### [Description of the task]
The expected output is every entry that follows, reproduced exactly.

#####

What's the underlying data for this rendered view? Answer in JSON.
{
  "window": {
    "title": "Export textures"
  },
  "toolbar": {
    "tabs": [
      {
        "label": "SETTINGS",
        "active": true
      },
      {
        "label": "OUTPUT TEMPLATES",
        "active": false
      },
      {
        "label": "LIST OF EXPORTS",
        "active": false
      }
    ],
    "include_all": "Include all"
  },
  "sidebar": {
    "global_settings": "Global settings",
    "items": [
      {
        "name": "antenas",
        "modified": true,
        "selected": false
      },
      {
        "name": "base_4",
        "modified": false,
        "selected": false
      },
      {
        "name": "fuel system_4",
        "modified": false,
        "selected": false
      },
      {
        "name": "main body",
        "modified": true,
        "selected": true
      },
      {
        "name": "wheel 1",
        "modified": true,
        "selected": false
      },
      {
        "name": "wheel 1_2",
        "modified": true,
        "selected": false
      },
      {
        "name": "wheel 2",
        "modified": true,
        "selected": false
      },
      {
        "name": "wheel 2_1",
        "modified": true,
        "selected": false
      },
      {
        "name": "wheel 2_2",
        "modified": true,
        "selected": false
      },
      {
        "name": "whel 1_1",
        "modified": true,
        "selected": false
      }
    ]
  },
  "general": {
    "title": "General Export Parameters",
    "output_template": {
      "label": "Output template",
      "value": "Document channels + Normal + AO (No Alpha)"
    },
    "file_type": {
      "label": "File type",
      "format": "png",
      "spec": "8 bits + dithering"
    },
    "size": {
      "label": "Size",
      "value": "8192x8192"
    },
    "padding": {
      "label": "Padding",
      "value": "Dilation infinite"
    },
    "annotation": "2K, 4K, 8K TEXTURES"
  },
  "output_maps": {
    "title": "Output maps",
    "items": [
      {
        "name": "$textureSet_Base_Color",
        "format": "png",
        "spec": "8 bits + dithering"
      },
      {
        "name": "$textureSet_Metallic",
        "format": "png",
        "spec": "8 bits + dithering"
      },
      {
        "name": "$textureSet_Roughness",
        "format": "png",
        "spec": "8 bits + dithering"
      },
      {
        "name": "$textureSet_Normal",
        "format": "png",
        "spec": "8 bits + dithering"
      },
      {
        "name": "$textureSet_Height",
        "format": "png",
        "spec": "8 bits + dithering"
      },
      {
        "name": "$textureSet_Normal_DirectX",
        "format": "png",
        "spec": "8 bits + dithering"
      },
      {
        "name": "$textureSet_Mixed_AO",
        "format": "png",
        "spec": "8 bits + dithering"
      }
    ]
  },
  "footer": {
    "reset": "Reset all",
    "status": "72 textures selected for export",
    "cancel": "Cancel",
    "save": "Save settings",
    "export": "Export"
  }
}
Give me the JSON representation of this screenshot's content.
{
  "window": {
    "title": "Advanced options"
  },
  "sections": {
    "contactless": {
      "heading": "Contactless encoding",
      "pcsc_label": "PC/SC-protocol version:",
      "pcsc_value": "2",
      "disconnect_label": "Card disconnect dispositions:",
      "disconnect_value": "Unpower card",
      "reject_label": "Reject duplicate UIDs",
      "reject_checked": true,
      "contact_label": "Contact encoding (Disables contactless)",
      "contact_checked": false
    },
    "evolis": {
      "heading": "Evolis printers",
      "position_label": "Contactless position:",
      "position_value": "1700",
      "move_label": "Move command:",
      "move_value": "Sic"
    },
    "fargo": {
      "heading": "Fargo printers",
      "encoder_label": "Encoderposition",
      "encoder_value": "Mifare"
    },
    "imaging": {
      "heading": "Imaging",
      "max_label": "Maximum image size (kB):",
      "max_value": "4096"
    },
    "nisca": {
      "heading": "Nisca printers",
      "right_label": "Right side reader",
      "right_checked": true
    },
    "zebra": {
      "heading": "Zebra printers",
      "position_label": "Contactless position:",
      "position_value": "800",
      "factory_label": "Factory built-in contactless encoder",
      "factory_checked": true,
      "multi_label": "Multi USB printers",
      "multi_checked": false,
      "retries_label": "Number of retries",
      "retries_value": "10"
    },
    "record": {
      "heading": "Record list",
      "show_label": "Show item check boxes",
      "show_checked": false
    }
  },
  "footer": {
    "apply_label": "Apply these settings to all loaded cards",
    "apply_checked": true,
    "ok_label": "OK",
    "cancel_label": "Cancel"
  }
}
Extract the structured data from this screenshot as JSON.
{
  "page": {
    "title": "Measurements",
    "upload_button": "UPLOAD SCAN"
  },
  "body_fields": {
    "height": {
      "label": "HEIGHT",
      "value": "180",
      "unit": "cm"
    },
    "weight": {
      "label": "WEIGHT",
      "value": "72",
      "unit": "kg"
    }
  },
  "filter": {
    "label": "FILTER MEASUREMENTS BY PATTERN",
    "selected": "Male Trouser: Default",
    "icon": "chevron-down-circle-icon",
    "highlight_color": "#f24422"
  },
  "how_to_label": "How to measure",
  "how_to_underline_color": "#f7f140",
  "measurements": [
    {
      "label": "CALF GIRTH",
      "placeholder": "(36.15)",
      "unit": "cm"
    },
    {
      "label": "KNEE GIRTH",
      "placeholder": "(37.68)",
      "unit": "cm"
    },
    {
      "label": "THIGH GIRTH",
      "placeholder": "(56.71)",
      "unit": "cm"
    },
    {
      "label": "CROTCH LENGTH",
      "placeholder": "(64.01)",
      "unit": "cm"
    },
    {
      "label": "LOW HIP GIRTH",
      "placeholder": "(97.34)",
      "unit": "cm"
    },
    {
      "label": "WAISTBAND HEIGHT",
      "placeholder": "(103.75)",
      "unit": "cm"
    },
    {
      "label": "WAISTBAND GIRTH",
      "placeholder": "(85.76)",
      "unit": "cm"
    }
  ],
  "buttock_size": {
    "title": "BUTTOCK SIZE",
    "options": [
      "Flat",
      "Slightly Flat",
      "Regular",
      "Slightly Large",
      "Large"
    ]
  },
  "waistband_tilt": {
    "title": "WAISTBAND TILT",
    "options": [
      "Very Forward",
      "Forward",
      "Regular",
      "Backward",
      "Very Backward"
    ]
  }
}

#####

### [Answer box]
What's the underlying data for this rendered view? Answer in JSON.
{
  "window": {
    "title": "Export textures"
  },
  "toolbar": {
    "tabs": [
      {
        "label": "SETTINGS",
        "active": true
      },
      {
        "label": "OUTPUT TEMPLATES",
        "active": false
      },
      {
        "label": "LIST OF EXPORTS",
        "active": false
      }
    ],
    "include_all": "Include all"
  },
  "sidebar": {
    "global_settings": "Global settings",
    "items": [
      {
        "name": "antenas",
        "modified": true,
        "selected": false
      },
      {
        "name": "base_4",
        "modified": false,
        "selected": false
      },
      {
        "name": "fuel system_4",
        "modified": false,
        "selected": false
      },
      {
        "name": "main body",
        "modified": true,
        "selected": true
      },
      {
        "name": "wheel 1",
        "modified": true,
        "selected": false
      },
      {
        "name": "wheel 1_2",
        "modified": true,
        "selected": false
      },
      {
        "name": "wheel 2",
        "modified": true,
        "selected": false
      },
      {
        "name": "wheel 2_1",
        "modified": true,
        "selected": false
      },
      {
        "name": "wheel 2_2",
        "modified": true,
        "selected": false
      },
      {
        "name": "whel 1_1",
        "modified": true,
        "selected": false
      }
    ]
  },
  "general": {
    "title": "General Export Parameters",
    "output_template": {
      "label": "Output template",
      "value": "Document channels + Normal + AO (No Alpha)"
    },
    "file_type": {
      "label": "File type",
      "format": "png",
      "spec": "8 bits + dithering"
    },
    "size": {
      "label": "Size",
      "value": "8192x8192"
    },
    "padding": {
      "label": "Padding",
      "value": "Dilation infinite"
    },
    "annotation": "2K, 4K, 8K TEXTURES"
  },
  "output_maps": {
    "title": "Output maps",
    "items": [
      {
        "name": "$textureSet_Base_Color",
        "format": "png",
        "spec": "8 bits + dithering"
      },
      {
        "name": "$textureSet_Metallic",
        "format": "png",
        "spec": "8 bits + dithering"
      },
      {
        "name": "$textureSet_Roughness",
        "format": "png",
        "spec": "8 bits + dithering"
      },
      {
        "name": "$textureSet_Normal",
        "format": "png",
        "spec": "8 bits + dithering"
      },
      {
        "name": "$textureSet_Height",
        "format": "png",
        "spec": "8 bits + dithering"
      },
      {
        "name": "$textureSet_Normal_DirectX",
        "format": "png",
        "spec": "8 bits + dithering"
      },
      {
        "name": "$textureSet_Mixed_AO",
        "format": "png",
        "spec": "8 bits + dithering"
      }
    ]
  },
  "footer": {
    "reset": "Reset all",
    "status": "72 textures selected for export",
    "cancel": "Cancel",
    "save": "Save settings",
    "export": "Export"
  }
}
Give me the JSON representation of this screenshot's content.
{
  "window": {
    "title": "Advanced options"
  },
  "sections": {
    "contactless": {
      "heading": "Contactless encoding",
      "pcsc_label": "PC/SC-protocol version:",
      "pcsc_value": "2",
      "disconnect_label": "Card disconnect dispositions:",
      "disconnect_value": "Unpower card",
      "reject_label": "Reject duplicate UIDs",
      "reject_checked": true,
      "contact_label": "Contact encoding (Disables contactless)",
      "contact_checked": false
    },
    "evolis": {
      "heading": "Evolis printers",
      "position_label": "Contactless position:",
      "position_value": "1700",
      "move_label": "Move command:",
      "move_value": "Sic"
    },
    "fargo": {
      "heading": "Fargo printers",
      "encoder_label": "Encoderposition",
      "encoder_value": "Mifare"
    },
    "imaging": {
      "heading": "Imaging",
      "max_label": "Maximum image size (kB):",
      "max_value": "4096"
    },
    "nisca": {
      "heading": "Nisca printers",
      "right_label": "Right side reader",
      "right_checked": true
    },
    "zebra": {
      "heading": "Zebra printers",
      "position_label": "Contactless position:",
      "position_value": "800",
      "factory_label": "Factory built-in contactless encoder",
      "factory_checked": true,
      "multi_label": "Multi USB printers",
      "multi_checked": false,
      "retries_label": "Number of retries",
      "retries_value": "10"
    },
    "record": {
      "heading": "Record list",
      "show_label": "Show item check boxes",
      "show_checked": false
    }
  },
  "footer": {
    "apply_label": "Apply these settings to all loaded cards",
    "apply_checked": true,
    "ok_label": "OK",
    "cancel_label": "Cancel"
  }
}
Extract the structured data from this screenshot as JSON.
{
  "page": {
    "title": "Measurements",
    "upload_button": "UPLOAD SCAN"
  },
  "body_fields": {
    "height": {
      "label": "HEIGHT",
      "value": "180",
      "unit": "cm"
    },
    "weight": {
      "label": "WEIGHT",
      "value": "72",
      "unit": "kg"
    }
  },
  "filter": {
    "label": "FILTER MEASUREMENTS BY PATTERN",
    "selected": "Male Trouser: Default",
    "icon": "chevron-down-circle-icon",
    "highlight_color": "#f24422"
  },
  "how_to_label": "How to measure",
  "how_to_underline_color": "#f7f140",
  "measurements": [
    {
      "label": "CALF GIRTH",
      "placeholder": "(36.15)",
      "unit": "cm"
    },
    {
      "label": "KNEE GIRTH",
      "placeholder": "(37.68)",
      "unit": "cm"
    },
    {
      "label": "THIGH GIRTH",
      "placeholder": "(56.71)",
      "unit": "cm"
    },
    {
      "label": "CROTCH LENGTH",
      "placeholder": "(64.01)",
      "unit": "cm"
    },
    {
      "label": "LOW HIP GIRTH",
      "placeholder": "(97.34)",
      "unit": "cm"
    },
    {
      "label": "WAISTBAND HEIGHT",
      "placeholder": "(103.75)",
      "unit": "cm"
    },
    {
      "label": "WAISTBAND GIRTH",
      "placeholder": "(85.76)",
      "unit": "cm"
    }
  ],
  "buttock_size": {
    "title": "BUTTOCK SIZE",
    "options": [
      "Flat",
      "Slightly Flat",
      "Regular",
      "Slightly Large",
      "Large"
    ]
  },
  "waistband_tilt": {
    "title": "WAISTBAND TILT",
    "options": [
      "Very Forward",
      "Forward",
      "Regular",
      "Backward",
      "Very Backward"
    ]
  }
}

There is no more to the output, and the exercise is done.